WORDS TOOK ME to the northwoods of Minnesota. To a friend’s cabin. To a lake. To a book release party.

I am home now six days later, my suitcase emptied, tucked back in the closet.

But now the words and images of those days mingle memories of small towns explored, of laughter and good conversations shared, of a boat trailing waves and a loon on a lake, of wild rice hotdish and Gull Dam good beer.

Stories. There are so many stories waiting to be written.

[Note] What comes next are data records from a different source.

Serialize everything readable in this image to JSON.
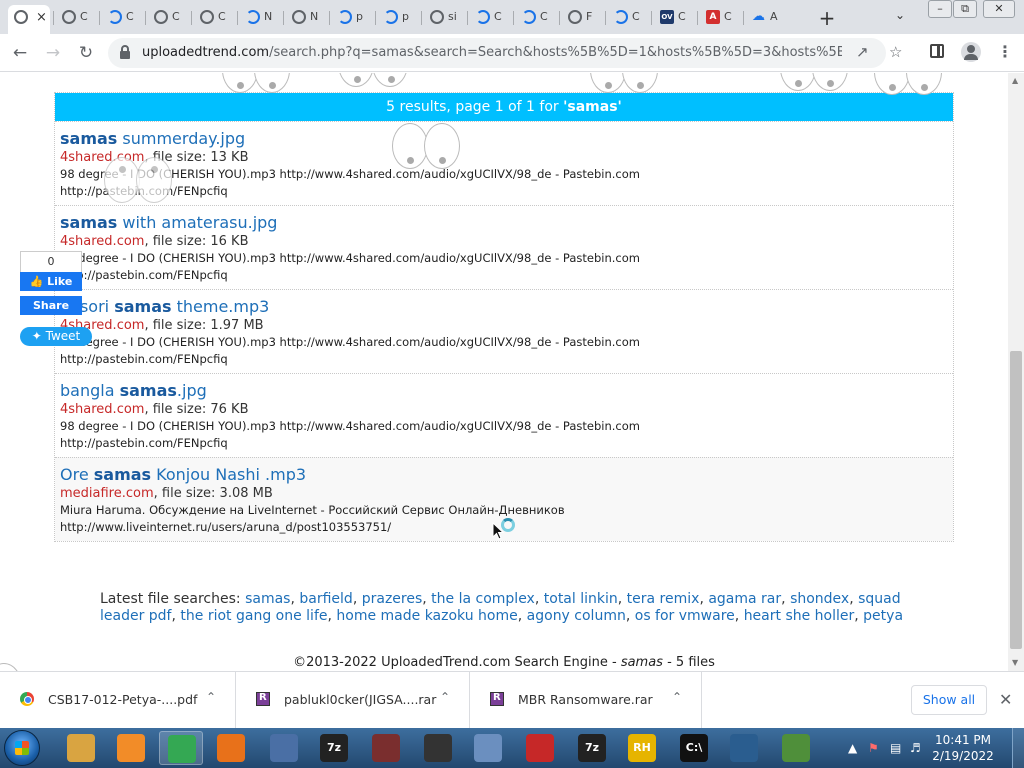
{
  "browser": {
    "tabs": [
      {
        "label": "C"
      },
      {
        "label": "C"
      },
      {
        "label": "C"
      },
      {
        "label": "C"
      },
      {
        "label": "N"
      },
      {
        "label": "N"
      },
      {
        "label": "p"
      },
      {
        "label": "p"
      },
      {
        "label": "si"
      },
      {
        "label": "C"
      },
      {
        "label": "C"
      },
      {
        "label": "F"
      },
      {
        "label": "C"
      },
      {
        "label": "C"
      },
      {
        "label": "C"
      },
      {
        "label": "A"
      },
      {
        "label": "A"
      }
    ],
    "favicon_ov": "OV",
    "favicon_pdf": "A",
    "new_tab": "+",
    "tab_close": "×",
    "url_host": "uploadedtrend.com",
    "url_path": "/search.php?q=samas&search=Search&hosts%5B%5D=1&hosts%5B%5D=3&hosts%5B%5D..."
  },
  "results": {
    "header_prefix": "5 results, page 1 of 1 for ",
    "header_query": "'samas'",
    "items": [
      {
        "pre": "",
        "bold": "samas",
        "post": " summerday.jpg",
        "site": "4shared.com",
        "size": ", file size: 13 KB",
        "desc1": "98 degree - I DO (CHERISH YOU).mp3 http://www.4shared.com/audio/xgUCIlVX/98_de - Pastebin.com",
        "desc2": "http://pastebin.com/FENpcfiq"
      },
      {
        "pre": "",
        "bold": "samas",
        "post": " with amaterasu.jpg",
        "site": "4shared.com",
        "size": ", file size: 16 KB",
        "desc1": "98 degree - I DO (CHERISH YOU).mp3 http://www.4shared.com/audio/xgUCIlVX/98_de - Pastebin.com",
        "desc2": "http://pastebin.com/FENpcfiq"
      },
      {
        "pre": "basori ",
        "bold": "samas",
        "post": " theme.mp3",
        "site": "4shared.com",
        "size": ", file size: 1.97 MB",
        "desc1": "98 degree - I DO (CHERISH YOU).mp3 http://www.4shared.com/audio/xgUCIlVX/98_de - Pastebin.com",
        "desc2": "http://pastebin.com/FENpcfiq"
      },
      {
        "pre": "bangla ",
        "bold": "samas",
        "post": ".jpg",
        "site": "4shared.com",
        "size": ", file size: 76 KB",
        "desc1": "98 degree - I DO (CHERISH YOU).mp3 http://www.4shared.com/audio/xgUCIlVX/98_de - Pastebin.com",
        "desc2": "http://pastebin.com/FENpcfiq"
      },
      {
        "pre": "Ore ",
        "bold": "samas",
        "post": " Konjou Nashi .mp3",
        "site": "mediafire.com",
        "size": ", file size: 3.08 MB",
        "desc1": "Miura Haruma. Обсуждение на LiveInternet - Российский Сервис Онлайн-Дневников",
        "desc2": "http://www.liveinternet.ru/users/aruna_d/post103553751/"
      }
    ]
  },
  "latest": {
    "label": "Latest file searches: ",
    "links": [
      "samas",
      "barfield",
      "prazeres",
      "the la complex",
      "total linkin",
      "tera remix",
      "agama rar",
      "shondex",
      "squad leader pdf",
      "the riot gang one life",
      "home made kazoku home",
      "agony column",
      "os for vmware",
      "heart she holler",
      "petya"
    ]
  },
  "footer": {
    "prefix": "©2013-2022 UploadedTrend.com Search Engine - ",
    "query": "samas",
    "suffix": " - 5 files"
  },
  "social": {
    "fb_count": "0",
    "fb_like": "Like",
    "fb_share": "Share",
    "tweet": "Tweet"
  },
  "downloads": {
    "items": [
      {
        "name": "CSB17-012-Petya-....pdf"
      },
      {
        "name": "pablukl0cker(JIGSA....rar"
      },
      {
        "name": "MBR Ransomware.rar"
      }
    ],
    "show_all": "Show all"
  },
  "taskbar": {
    "apps": [
      "",
      "",
      "",
      "",
      "",
      "7z",
      "",
      "",
      "",
      "",
      "7z",
      "RH",
      "C:\\",
      "",
      ""
    ],
    "time": "10:41 PM",
    "date": "2/19/2022"
  }
}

© Copyright 2017 Audrey Kletscher Helbling
Photo courtesy of my friend, Jackie Hemmer, who shares her words and photos at “Who will make me laugh.” Please check out Jackie’s blog post about our friendship and recent visit by clicking here.